[WORK REQUEST] Search the data below for "габъ"; list each line that holds it.

-- Opening Marker --

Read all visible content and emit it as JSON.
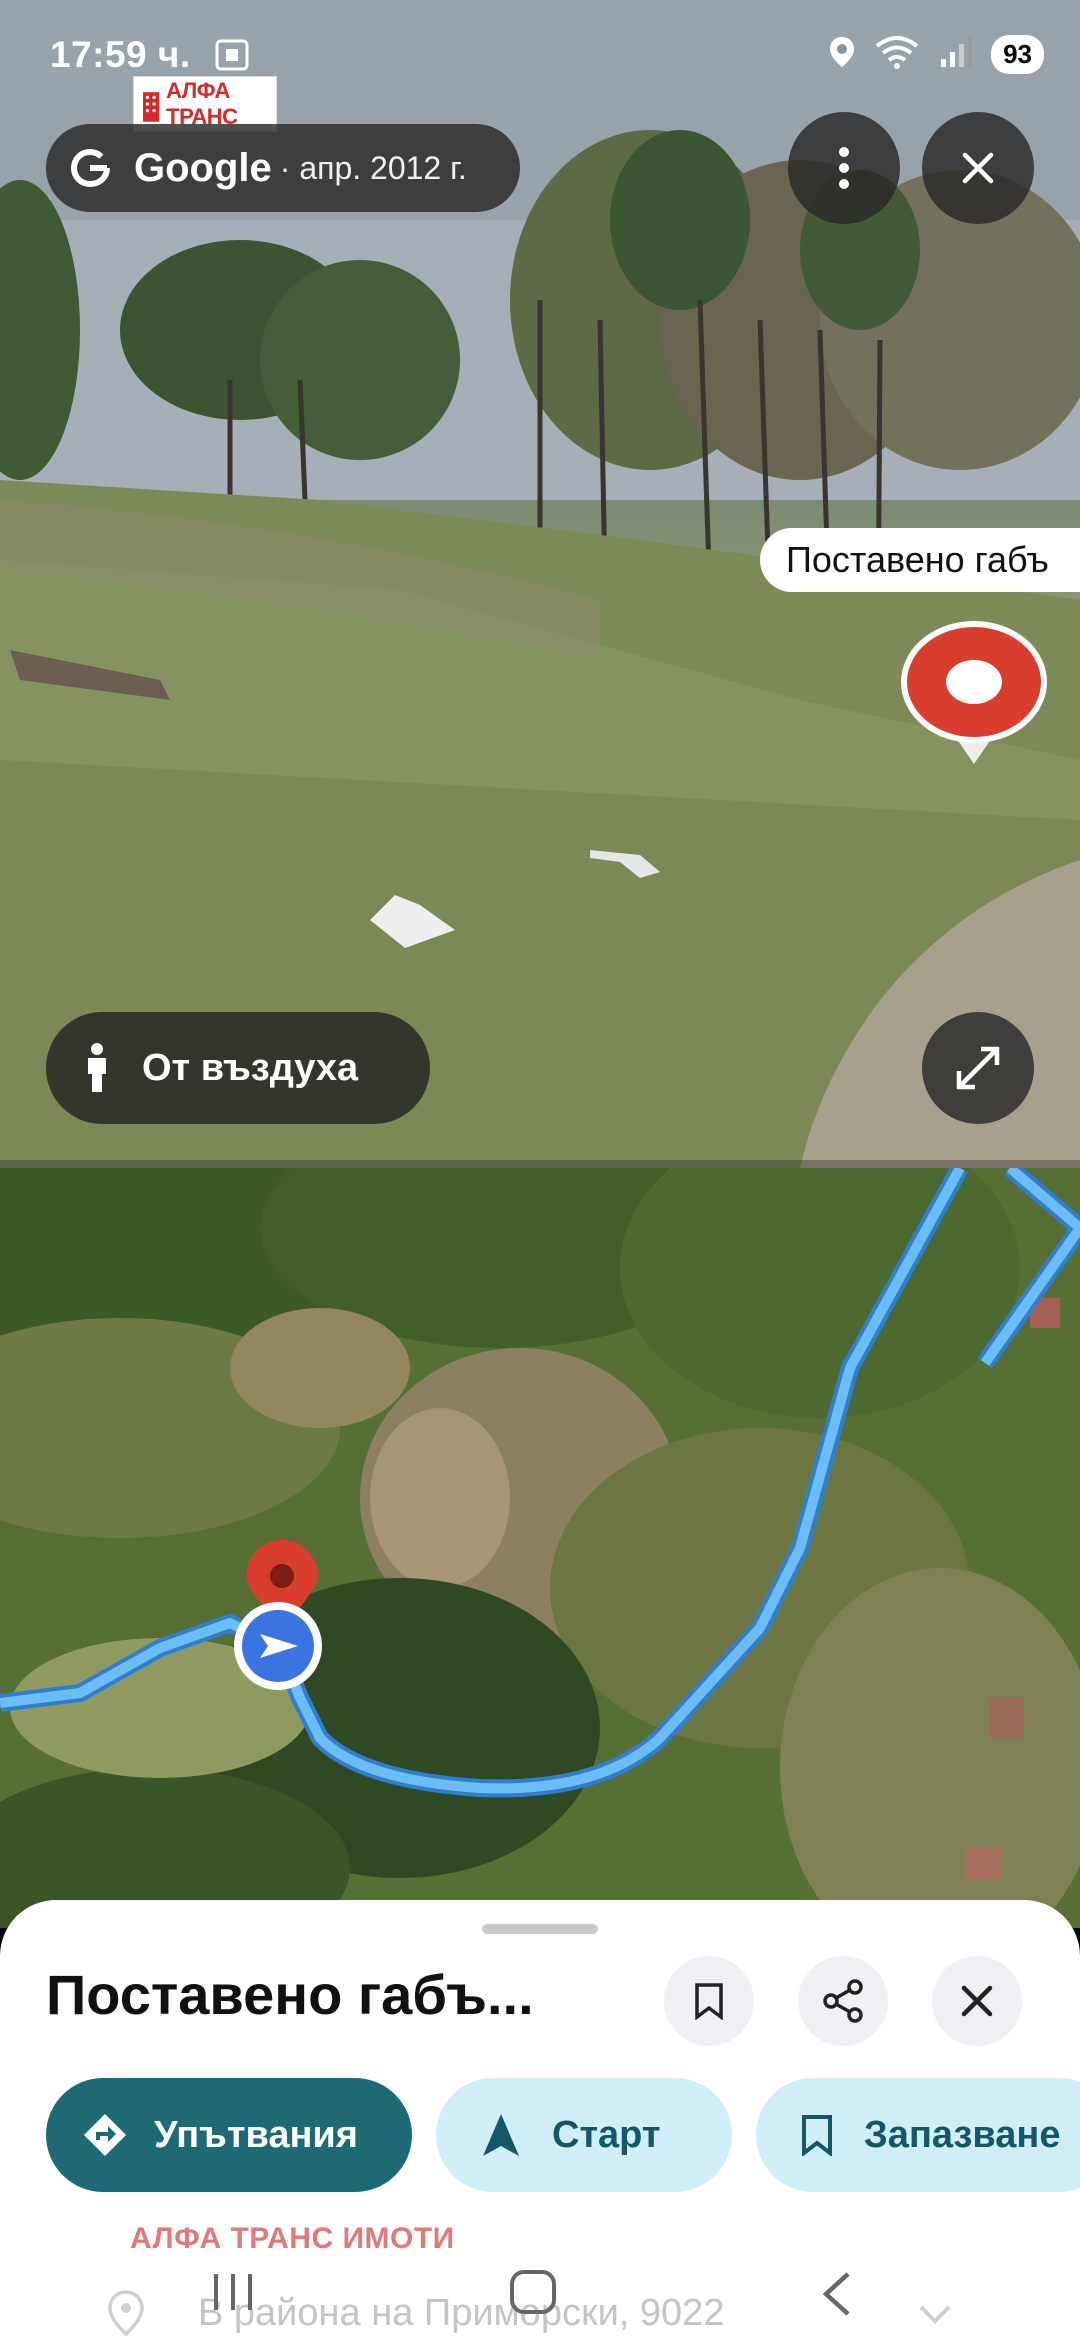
{
  "status_bar": {
    "time": "17:59 ч.",
    "battery": "93",
    "icons": [
      "screenshot-icon",
      "location-icon",
      "wifi-icon",
      "signal-icon"
    ]
  },
  "watermark_logo": {
    "text": "АЛФА ТРАНС"
  },
  "street_view": {
    "brand": "Google",
    "date": "· апр. 2012 г.",
    "place_label": "Поставено габъ",
    "aerial_button": "От въздуха",
    "buttons": [
      "more-options",
      "close",
      "expand"
    ]
  },
  "map": {
    "route_color": "#4aa3f0",
    "pin_color": "#d93d2e",
    "location_color": "#3b74e0"
  },
  "place_sheet": {
    "title": "Поставено габъ...",
    "actions": {
      "directions": "Упътвания",
      "start": "Старт",
      "save": "Запазване"
    },
    "watermark": "АЛФА ТРАНС ИМОТИ",
    "address": "В района на Приморски, 9022"
  },
  "colors": {
    "directions_chip": "#1e6a74",
    "secondary_chip": "#cfeef8",
    "secondary_text": "#14566a"
  }
}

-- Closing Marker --

[TASK ANSWER]
    "place_label": "Поставено габъ",
    "title": "Поставено габъ...",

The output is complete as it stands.